Please note: All opinions in this post are my own.
My rating: 4 / 5
A little confession: the reason I was first attracted to this book was because I love Geography. Being a Geography graduate, anything around the topic interests me, so I was drawn to the book from the word go.
Moreover, I love this idea. The concept of travelling, not to see the most fanciful places or lie on an exotic beach, but travelling in search of the happiest places, greatly appeals to me. Usually I read the travel diaries and accounts of younger people like myself, or the adventure stories like ‘The Backpacker’. So this one was a refreshing change from those.
First, a little about the author. As a radio journalist, he is blessed with one of those minds that causes him to analyse and critique things that the ordinary person wouldn’t normally consider. I have read reviews of him veering to the side of pessimism, though this being the only book I have read by Weiner, I cannot comment on that. He is, however, a self-confessed grumpy soul, the full title of the book being ‘The Geography of Bliss: One Grump’s Search for the Happiest Places in the World’, so perhaps those reviews have some truth in them.
Back to the book itself. This book will make even the most chilled out of readers question themselves, and the most important question you will ask yourself is:
Am I truly happy?
Followed closely by:
What is happiness?
Weiner uses not only his experiences in this book to attempt to find these answers. He also draws on the expertise of many people who make a living analysing happiness – scientists, politicians, geographers, religion, spiritual beings, myths, legends…all drawn together in this clever book to reconsider what being happy is all about.
Is happiness about the country in which you live?
Is happiness being strictly governed to keep us safe?
Is it having riches and wealth to do with what you please?
Does religion make a person happier?
Or is it leading a simpler life and having low expectation about the future?
Weiner travels around the world in his epic hunt for happiness – travelling from his home in Miami to the Netherlands, Switzerland, Bhutan, Qatar, Iceland, Moldova, Thailand, the UK, India, and finally back to the USA. Each country has its own version of happiness to tell (aside from the extremely unhappy Moldova) and its own reasons and answers to these questions. As we journey beside him, we meet interesting people from all walks of life and encounter some fascinating places. My personal favourite chapter was Bhutan, where life is about the simple things. There are some humorous tales woven into the account, and I was fascinated by all the places he visited.

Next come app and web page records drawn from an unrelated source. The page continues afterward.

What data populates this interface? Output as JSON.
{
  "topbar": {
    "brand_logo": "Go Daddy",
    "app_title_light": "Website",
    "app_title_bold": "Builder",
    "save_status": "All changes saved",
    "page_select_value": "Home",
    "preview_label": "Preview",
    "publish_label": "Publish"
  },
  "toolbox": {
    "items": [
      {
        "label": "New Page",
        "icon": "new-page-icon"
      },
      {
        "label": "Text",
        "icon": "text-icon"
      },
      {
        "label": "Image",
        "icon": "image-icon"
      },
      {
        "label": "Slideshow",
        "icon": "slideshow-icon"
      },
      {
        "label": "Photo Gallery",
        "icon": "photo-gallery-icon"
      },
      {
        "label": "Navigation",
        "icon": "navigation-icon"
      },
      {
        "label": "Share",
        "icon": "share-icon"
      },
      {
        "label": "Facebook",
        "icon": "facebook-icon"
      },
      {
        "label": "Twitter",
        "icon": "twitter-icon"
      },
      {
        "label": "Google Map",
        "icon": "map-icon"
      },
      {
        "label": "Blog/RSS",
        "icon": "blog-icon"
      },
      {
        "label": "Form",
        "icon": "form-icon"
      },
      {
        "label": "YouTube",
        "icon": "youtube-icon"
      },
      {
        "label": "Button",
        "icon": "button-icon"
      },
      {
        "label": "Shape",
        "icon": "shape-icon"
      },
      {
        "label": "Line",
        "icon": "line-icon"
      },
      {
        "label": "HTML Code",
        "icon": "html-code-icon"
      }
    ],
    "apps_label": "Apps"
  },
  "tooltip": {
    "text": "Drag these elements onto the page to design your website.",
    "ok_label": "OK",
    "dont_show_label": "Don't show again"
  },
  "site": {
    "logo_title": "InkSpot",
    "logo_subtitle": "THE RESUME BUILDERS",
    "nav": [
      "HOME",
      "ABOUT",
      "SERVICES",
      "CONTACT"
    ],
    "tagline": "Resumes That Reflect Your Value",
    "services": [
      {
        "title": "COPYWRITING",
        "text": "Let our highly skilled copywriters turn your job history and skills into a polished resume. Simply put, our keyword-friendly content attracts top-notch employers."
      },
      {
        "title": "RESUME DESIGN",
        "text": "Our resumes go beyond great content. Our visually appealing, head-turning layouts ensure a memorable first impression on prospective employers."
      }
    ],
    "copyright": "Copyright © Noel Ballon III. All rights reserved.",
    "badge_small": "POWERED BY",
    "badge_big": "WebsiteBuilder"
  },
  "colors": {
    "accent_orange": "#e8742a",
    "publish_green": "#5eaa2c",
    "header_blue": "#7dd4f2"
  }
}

If I was to display one criticism it would be that, though Weiner never expressed the aim of getting a representative account from each country, I would say that visiting just one city or town in some of those countries leaves the reader without a fair representation of that nation. Being from the UK, I was disappointed when I read the UK chapter, where he visited only Slough, one of the unhappiest towns in the country. Though I know he had his reasons, it would have been interesting to read his take on other towns too. The same therefore goes to some of the other places he visited.
Saying that, I found this a highly entertaining and very interesting read. Each place has its own tale to tell and I loved how he brought it all into his conclusion at the end. A great book that I would recommend to anyone interested in travel, or the study of happiness.